■ **WHAT IS EXPECTED**
Exact reproduction of all the entries is required, without any of their pictures.

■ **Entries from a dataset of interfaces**
____

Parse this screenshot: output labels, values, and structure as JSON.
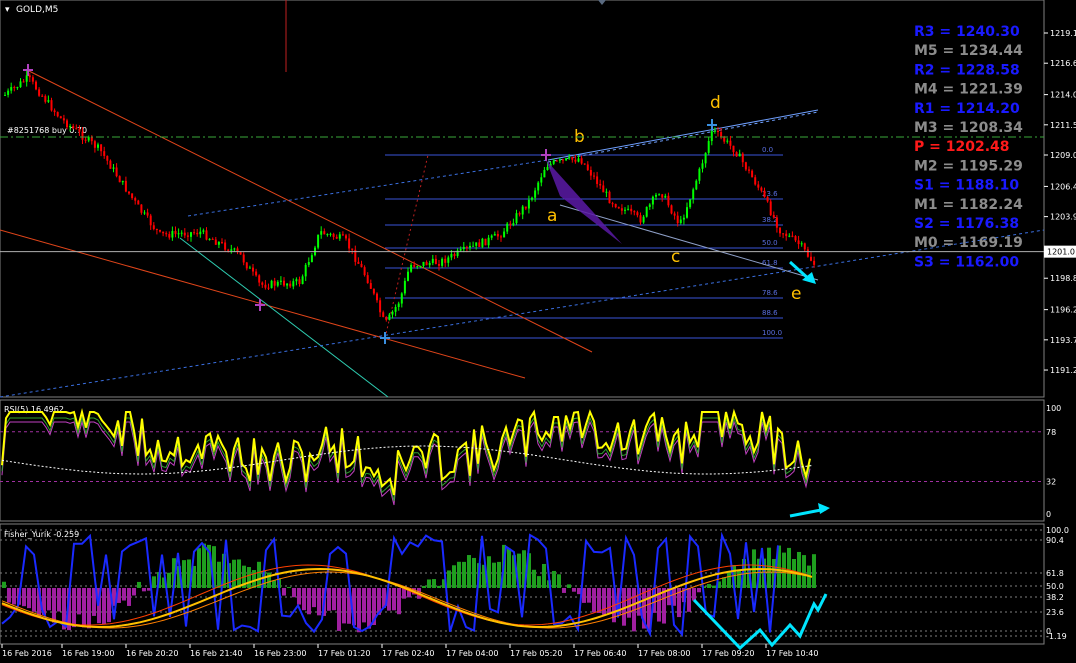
{
  "window": {
    "title": "GOLD,M5"
  },
  "order_label": "#8251768 buy 0.70",
  "price_axis": {
    "ticks": [
      "1219.1",
      "1216.6",
      "1214.0",
      "1211.5",
      "1209.0",
      "1206.4",
      "1203.9",
      "1198.8",
      "1196.2",
      "1193.7",
      "1191.2"
    ],
    "current_price": "1201.0"
  },
  "pivots": [
    {
      "label": "R3 = 1240.30",
      "color": "#1a1aff"
    },
    {
      "label": "M5 = 1234.44",
      "color": "#8c8c8c"
    },
    {
      "label": "R2 = 1228.58",
      "color": "#1a1aff"
    },
    {
      "label": "M4 = 1221.39",
      "color": "#8c8c8c"
    },
    {
      "label": "R1 = 1214.20",
      "color": "#1a1aff"
    },
    {
      "label": "M3 = 1208.34",
      "color": "#8c8c8c"
    },
    {
      "label": "P  = 1202.48",
      "color": "#ff1a1a"
    },
    {
      "label": "M2 = 1195.29",
      "color": "#8c8c8c"
    },
    {
      "label": "S1 = 1188.10",
      "color": "#1a1aff"
    },
    {
      "label": "M1 = 1182.24",
      "color": "#8c8c8c"
    },
    {
      "label": "S2 = 1176.38",
      "color": "#1a1aff"
    },
    {
      "label": "M0 = 1169.19",
      "color": "#8c8c8c"
    },
    {
      "label": "S3 = 1162.00",
      "color": "#1a1aff"
    }
  ],
  "fib_levels": [
    "0.0",
    "23.6",
    "38.2",
    "50.0",
    "61.8",
    "78.6",
    "88.6",
    "100.0"
  ],
  "wave_labels": [
    "a",
    "b",
    "c",
    "d",
    "e"
  ],
  "rsi": {
    "title": "RSI(5) 16.4962",
    "levels": [
      "100",
      "78",
      "32",
      "0"
    ]
  },
  "fisher": {
    "title": "Fisher_Yurik -0.259",
    "levels": [
      "100.0",
      "90.4",
      "61.8",
      "50.0",
      "38.2",
      "23.6",
      "0",
      "-1.19"
    ]
  },
  "time_axis": [
    "16 Feb 2016",
    "16 Feb 19:00",
    "16 Feb 20:20",
    "16 Feb 21:40",
    "16 Feb 23:00",
    "17 Feb 01:20",
    "17 Feb 02:40",
    "17 Feb 04:00",
    "17 Feb 05:20",
    "17 Feb 06:40",
    "17 Feb 08:00",
    "17 Feb 09:20",
    "17 Feb 10:40"
  ],
  "colors": {
    "bull": "#00ff00",
    "bear": "#ff0000",
    "rsi": "#ffff00",
    "fisher_pos": "#1f9f1f",
    "fisher_neg": "#a020a0",
    "arrow": "#00e5ff",
    "wave": "#ffc000"
  }
}
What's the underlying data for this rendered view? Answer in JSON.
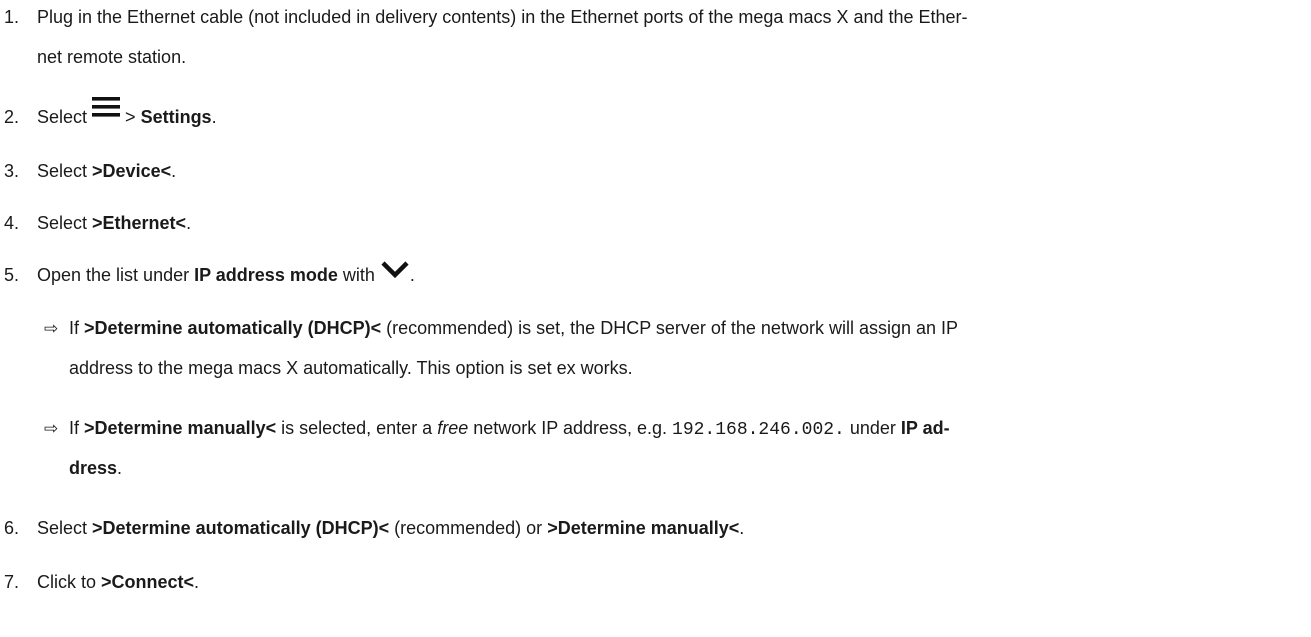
{
  "steps": [
    {
      "num": "1.",
      "line1": "Plug in the Ethernet cable (not included in delivery contents) in the Ethernet ports of the mega macs X and the Ether-",
      "line2": "net remote station."
    },
    {
      "num": "2.",
      "pre": "Select",
      "icon": "menu-icon",
      "mid": " > ",
      "bold": "Settings",
      "post": "."
    },
    {
      "num": "3.",
      "pre": "Select ",
      "bold": ">Device<",
      "post": "."
    },
    {
      "num": "4.",
      "pre": "Select ",
      "bold": ">Ethernet<",
      "post": "."
    },
    {
      "num": "5.",
      "pre": "Open the list under ",
      "bold": "IP address mode",
      "mid": " with",
      "icon": "chevron-down-icon",
      "post": "."
    },
    {
      "num": "6.",
      "pre": "Select ",
      "bold": ">Determine automatically (DHCP)<",
      "mid": " (recommended) or ",
      "bold2": ">Determine manually<",
      "post": "."
    },
    {
      "num": "7.",
      "pre": "Click to ",
      "bold": ">Connect<",
      "post": "."
    }
  ],
  "results": [
    {
      "arrow": "⇨",
      "pre": "If ",
      "bold": ">Determine automatically (DHCP)<",
      "line1_post": " (recommended) is set, the DHCP server of the network will assign an IP",
      "line2": "address to the mega macs X automatically. This option is set ex works."
    },
    {
      "arrow": "⇨",
      "pre": "If ",
      "bold": ">Determine manually<",
      "mid": " is selected, enter a ",
      "italic": "free",
      "mid2": " network IP address, e.g. ",
      "code": "192.168.246.002.",
      "mid3": " under ",
      "bold2": "IP ad-",
      "line2_bold": "dress",
      "line2_post": "."
    }
  ]
}
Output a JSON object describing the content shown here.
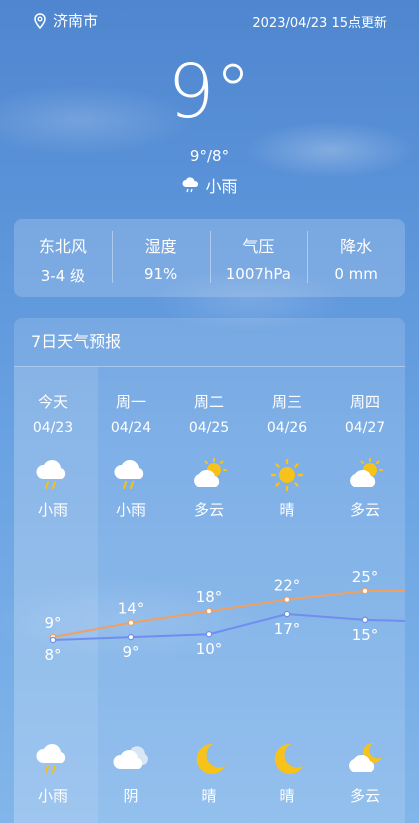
{
  "header": {
    "city": "济南市",
    "updated": "2023/04/23 15点更新"
  },
  "current": {
    "temp": "9°",
    "range": "9°/8°",
    "condition": "小雨"
  },
  "stats": [
    {
      "label": "东北风",
      "value": "3-4 级"
    },
    {
      "label": "湿度",
      "value": "91%"
    },
    {
      "label": "气压",
      "value": "1007hPa"
    },
    {
      "label": "降水",
      "value": "0 mm"
    }
  ],
  "forecast": {
    "title": "7日天气预报",
    "days": [
      {
        "name": "今天",
        "date": "04/23",
        "day_icon": "rain-icon",
        "day_text": "小雨",
        "high": 9,
        "low": 8,
        "night_icon": "rain-icon",
        "night_text": "小雨"
      },
      {
        "name": "周一",
        "date": "04/24",
        "day_icon": "rain-icon",
        "day_text": "小雨",
        "high": 14,
        "low": 9,
        "night_icon": "cloudy-icon",
        "night_text": "阴"
      },
      {
        "name": "周二",
        "date": "04/25",
        "day_icon": "partly-cloudy-icon",
        "day_text": "多云",
        "high": 18,
        "low": 10,
        "night_icon": "moon-icon",
        "night_text": "晴"
      },
      {
        "name": "周三",
        "date": "04/26",
        "day_icon": "sun-icon",
        "day_text": "晴",
        "high": 22,
        "low": 17,
        "night_icon": "moon-icon",
        "night_text": "晴"
      },
      {
        "name": "周四",
        "date": "04/27",
        "day_icon": "partly-cloudy-icon",
        "day_text": "多云",
        "high": 25,
        "low": 15,
        "night_icon": "moon-cloud-icon",
        "night_text": "多云"
      }
    ],
    "high_labels": [
      "9°",
      "14°",
      "18°",
      "22°",
      "25°"
    ],
    "low_labels": [
      "8°",
      "9°",
      "10°",
      "17°",
      "15°"
    ]
  },
  "colors": {
    "high_line": "#f0a060",
    "low_line": "#6f8ef0",
    "sun": "#f7c21a"
  }
}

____

■ **EXPECTED OUTPUT**
Parse this screenshot: output labels, values, and structure as JSON.
{
  "window": {
    "title": "GOLD,M5"
  },
  "order_label": "#8251768 buy 0.70",
  "price_axis": {
    "ticks": [
      "1219.1",
      "1216.6",
      "1214.0",
      "1211.5",
      "1209.0",
      "1206.4",
      "1203.9",
      "1198.8",
      "1196.2",
      "1193.7",
      "1191.2"
    ],
    "current_price": "1201.0"
  },
  "pivots": [
    {
      "label": "R3 = 1240.30",
      "color": "#1a1aff"
    },
    {
      "label": "M5 = 1234.44",
      "color": "#8c8c8c"
    },
    {
      "label": "R2 = 1228.58",
      "color": "#1a1aff"
    },
    {
      "label": "M4 = 1221.39",
      "color": "#8c8c8c"
    },
    {
      "label": "R1 = 1214.20",
      "color": "#1a1aff"
    },
    {
      "label": "M3 = 1208.34",
      "color": "#8c8c8c"
    },
    {
      "label": "P  = 1202.48",
      "color": "#ff1a1a"
    },
    {
      "label": "M2 = 1195.29",
      "color": "#8c8c8c"
    },
    {
      "label": "S1 = 1188.10",
      "color": "#1a1aff"
    },
    {
      "label": "M1 = 1182.24",
      "color": "#8c8c8c"
    },
    {
      "label": "S2 = 1176.38",
      "color": "#1a1aff"
    },
    {
      "label": "M0 = 1169.19",
      "color": "#8c8c8c"
    },
    {
      "label": "S3 = 1162.00",
      "color": "#1a1aff"
    }
  ],
  "fib_levels": [
    "0.0",
    "23.6",
    "38.2",
    "50.0",
    "61.8",
    "78.6",
    "88.6",
    "100.0"
  ],
  "wave_labels": [
    "a",
    "b",
    "c",
    "d",
    "e"
  ],
  "rsi": {
    "title": "RSI(5) 16.4962",
    "levels": [
      "100",
      "78",
      "32",
      "0"
    ]
  },
  "fisher": {
    "title": "Fisher_Yurik -0.259",
    "levels": [
      "100.0",
      "90.4",
      "61.8",
      "50.0",
      "38.2",
      "23.6",
      "0",
      "-1.19"
    ]
  },
  "time_axis": [
    "16 Feb 2016",
    "16 Feb 19:00",
    "16 Feb 20:20",
    "16 Feb 21:40",
    "16 Feb 23:00",
    "17 Feb 01:20",
    "17 Feb 02:40",
    "17 Feb 04:00",
    "17 Feb 05:20",
    "17 Feb 06:40",
    "17 Feb 08:00",
    "17 Feb 09:20",
    "17 Feb 10:40"
  ],
  "colors": {
    "bull": "#00ff00",
    "bear": "#ff0000",
    "rsi": "#ffff00",
    "fisher_pos": "#1f9f1f",
    "fisher_neg": "#a020a0",
    "arrow": "#00e5ff",
    "wave": "#ffc000"
  }
}
What's the underlying data for this rendered view? Answer in JSON.
{
  "steps": [
    {
      "num": "1.",
      "line1": "Plug in the Ethernet cable (not included in delivery contents) in the Ethernet ports of the mega macs X and the Ether-",
      "line2": "net remote station."
    },
    {
      "num": "2.",
      "pre": "Select",
      "icon": "menu-icon",
      "mid": " > ",
      "bold": "Settings",
      "post": "."
    },
    {
      "num": "3.",
      "pre": "Select ",
      "bold": ">Device<",
      "post": "."
    },
    {
      "num": "4.",
      "pre": "Select ",
      "bold": ">Ethernet<",
      "post": "."
    },
    {
      "num": "5.",
      "pre": "Open the list under ",
      "bold": "IP address mode",
      "mid": " with",
      "icon": "chevron-down-icon",
      "post": "."
    },
    {
      "num": "6.",
      "pre": "Select ",
      "bold": ">Determine automatically (DHCP)<",
      "mid": " (recommended) or ",
      "bold2": ">Determine manually<",
      "post": "."
    },
    {
      "num": "7.",
      "pre": "Click to ",
      "bold": ">Connect<",
      "post": "."
    }
  ],
  "results": [
    {
      "arrow": "⇨",
      "pre": "If ",
      "bold": ">Determine automatically (DHCP)<",
      "line1_post": " (recommended) is set, the DHCP server of the network will assign an IP",
      "line2": "address to the mega macs X automatically. This option is set ex works."
    },
    {
      "arrow": "⇨",
      "pre": "If ",
      "bold": ">Determine manually<",
      "mid": " is selected, enter a ",
      "italic": "free",
      "mid2": " network IP address, e.g. ",
      "code": "192.168.246.002.",
      "mid3": " under ",
      "bold2": "IP ad-",
      "line2_bold": "dress",
      "line2_post": "."
    }
  ]
}
Output a JSON object describing the content shown here.
{
  "header": {
    "city": "济南市",
    "updated": "2023/04/23 15点更新"
  },
  "current": {
    "temp": "9°",
    "range": "9°/8°",
    "condition": "小雨"
  },
  "stats": [
    {
      "label": "东北风",
      "value": "3-4 级"
    },
    {
      "label": "湿度",
      "value": "91%"
    },
    {
      "label": "气压",
      "value": "1007hPa"
    },
    {
      "label": "降水",
      "value": "0 mm"
    }
  ],
  "forecast": {
    "title": "7日天气预报",
    "days": [
      {
        "name": "今天",
        "date": "04/23",
        "day_icon": "rain-icon",
        "day_text": "小雨",
        "high": 9,
        "low": 8,
        "night_icon": "rain-icon",
        "night_text": "小雨"
      },
      {
        "name": "周一",
        "date": "04/24",
        "day_icon": "rain-icon",
        "day_text": "小雨",
        "high": 14,
        "low": 9,
        "night_icon": "cloudy-icon",
        "night_text": "阴"
      },
      {
        "name": "周二",
        "date": "04/25",
        "day_icon": "partly-cloudy-icon",
        "day_text": "多云",
        "high": 18,
        "low": 10,
        "night_icon": "moon-icon",
        "night_text": "晴"
      },
      {
        "name": "周三",
        "date": "04/26",
        "day_icon": "sun-icon",
        "day_text": "晴",
        "high": 22,
        "low": 17,
        "night_icon": "moon-icon",
        "night_text": "晴"
      },
      {
        "name": "周四",
        "date": "04/27",
        "day_icon": "partly-cloudy-icon",
        "day_text": "多云",
        "high": 25,
        "low": 15,
        "night_icon": "moon-cloud-icon",
        "night_text": "多云"
      }
    ],
    "high_labels": [
      "9°",
      "14°",
      "18°",
      "22°",
      "25°"
    ],
    "low_labels": [
      "8°",
      "9°",
      "10°",
      "17°",
      "15°"
    ]
  },
  "colors": {
    "high_line": "#f0a060",
    "low_line": "#6f8ef0",
    "sun": "#f7c21a"
  }
}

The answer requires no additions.